Start of Records to use

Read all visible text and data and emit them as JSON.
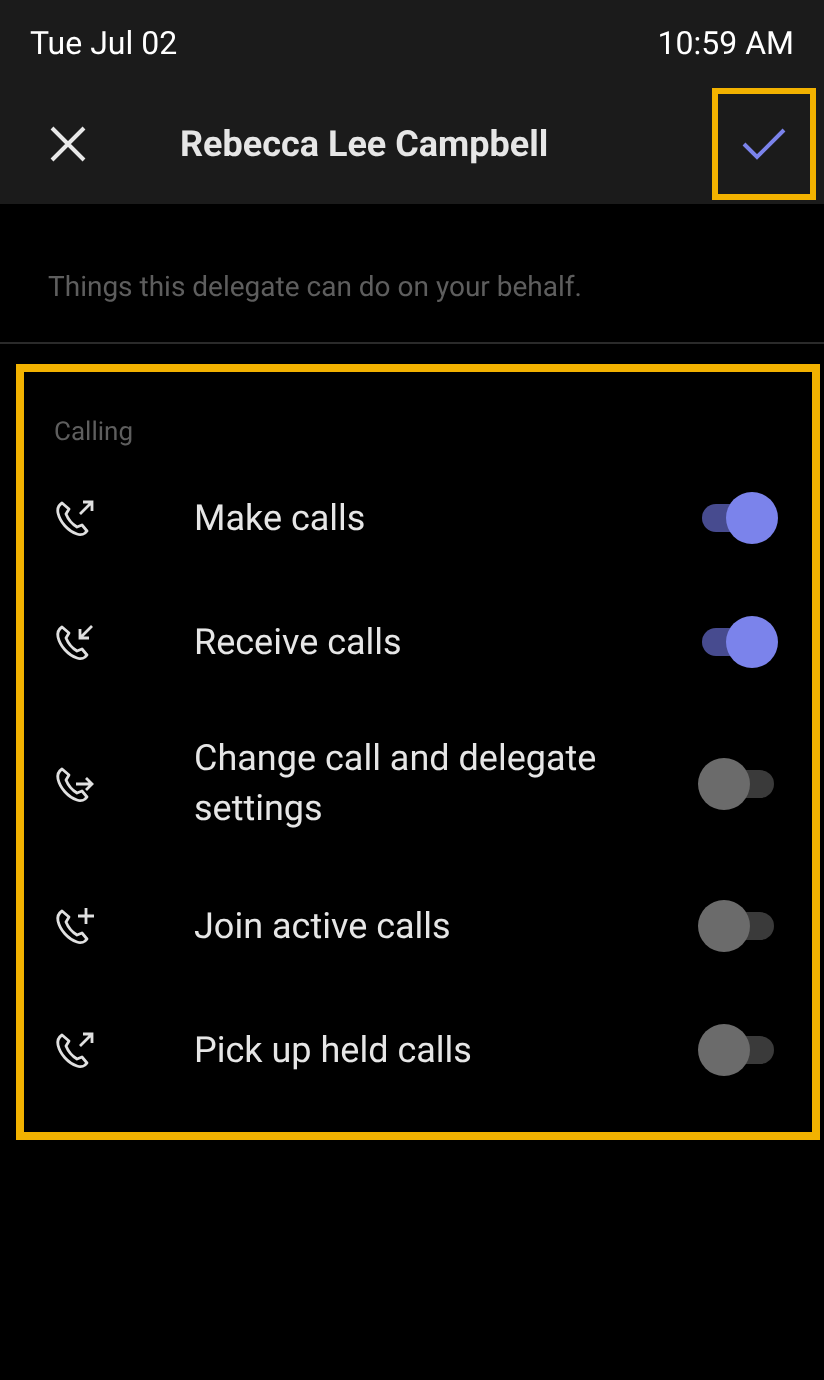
{
  "status_bar": {
    "date": "Tue Jul 02",
    "time": "10:59 AM"
  },
  "header": {
    "title": "Rebecca Lee Campbell",
    "confirm_highlighted": true
  },
  "description": "Things this delegate can do on your behalf.",
  "section": {
    "title": "Calling",
    "highlighted": true,
    "items": [
      {
        "kind": "outgoing",
        "label": "Make calls",
        "on": true
      },
      {
        "kind": "incoming",
        "label": "Receive calls",
        "on": true
      },
      {
        "kind": "forward",
        "label": "Change call and delegate settings",
        "on": false
      },
      {
        "kind": "add",
        "label": "Join active calls",
        "on": false
      },
      {
        "kind": "outgoing",
        "label": "Pick up held calls",
        "on": false
      }
    ]
  }
}
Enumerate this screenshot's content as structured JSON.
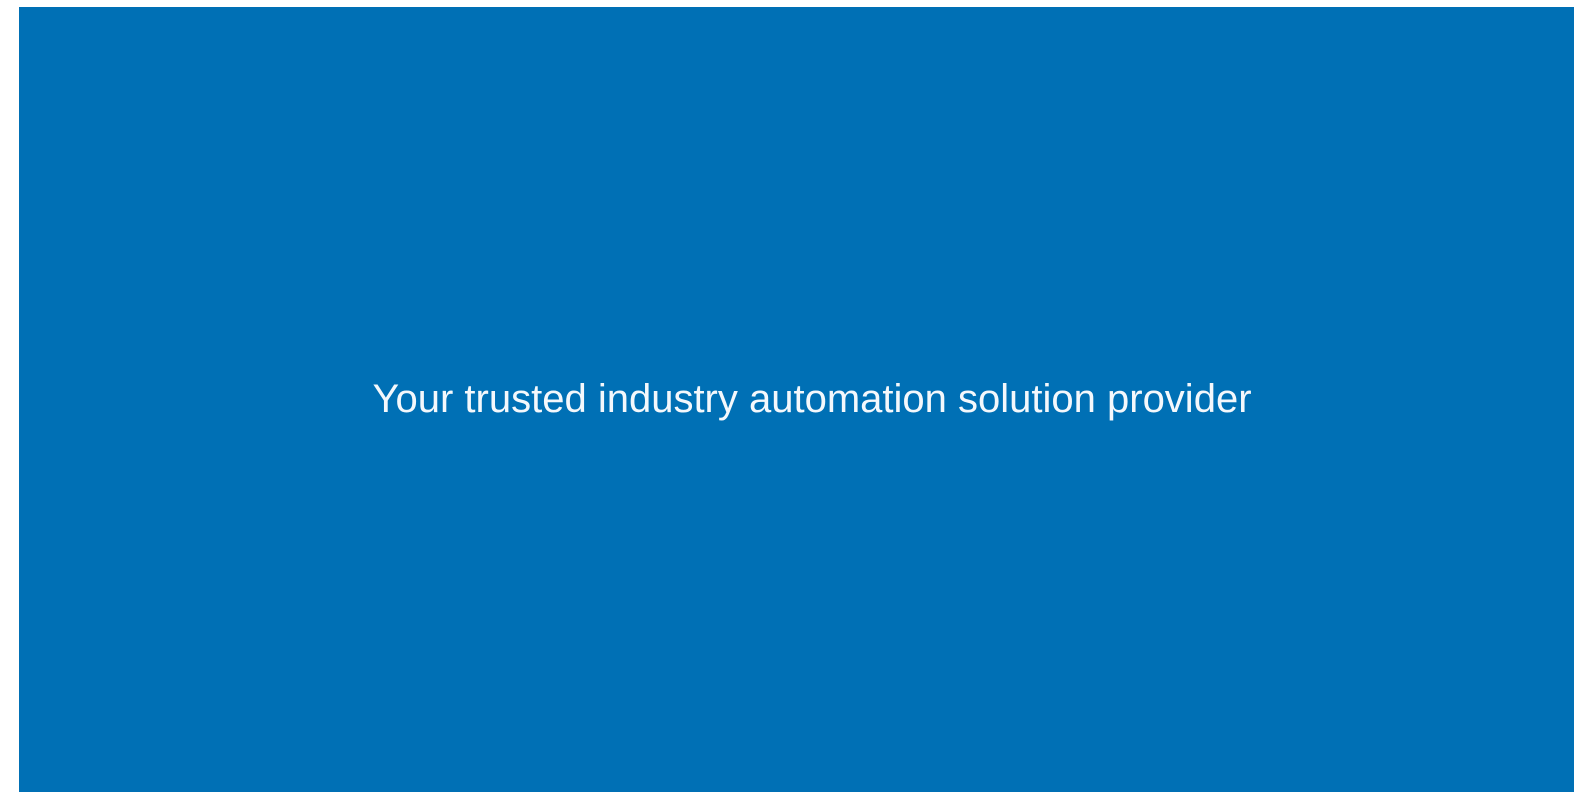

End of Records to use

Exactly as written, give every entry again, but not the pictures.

Read all visible text and data and emit them as JSON.
{
  "status_bar": {
    "date": "Tue Jul 02",
    "time": "10:59 AM"
  },
  "header": {
    "title": "Rebecca Lee Campbell",
    "confirm_highlighted": true
  },
  "description": "Things this delegate can do on your behalf.",
  "section": {
    "title": "Calling",
    "highlighted": true,
    "items": [
      {
        "kind": "outgoing",
        "label": "Make calls",
        "on": true
      },
      {
        "kind": "incoming",
        "label": "Receive calls",
        "on": true
      },
      {
        "kind": "forward",
        "label": "Change call and delegate settings",
        "on": false
      },
      {
        "kind": "add",
        "label": "Join active calls",
        "on": false
      },
      {
        "kind": "outgoing",
        "label": "Pick up held calls",
        "on": false
      }
    ]
  }
}
Enumerate this screenshot's content as structured JSON.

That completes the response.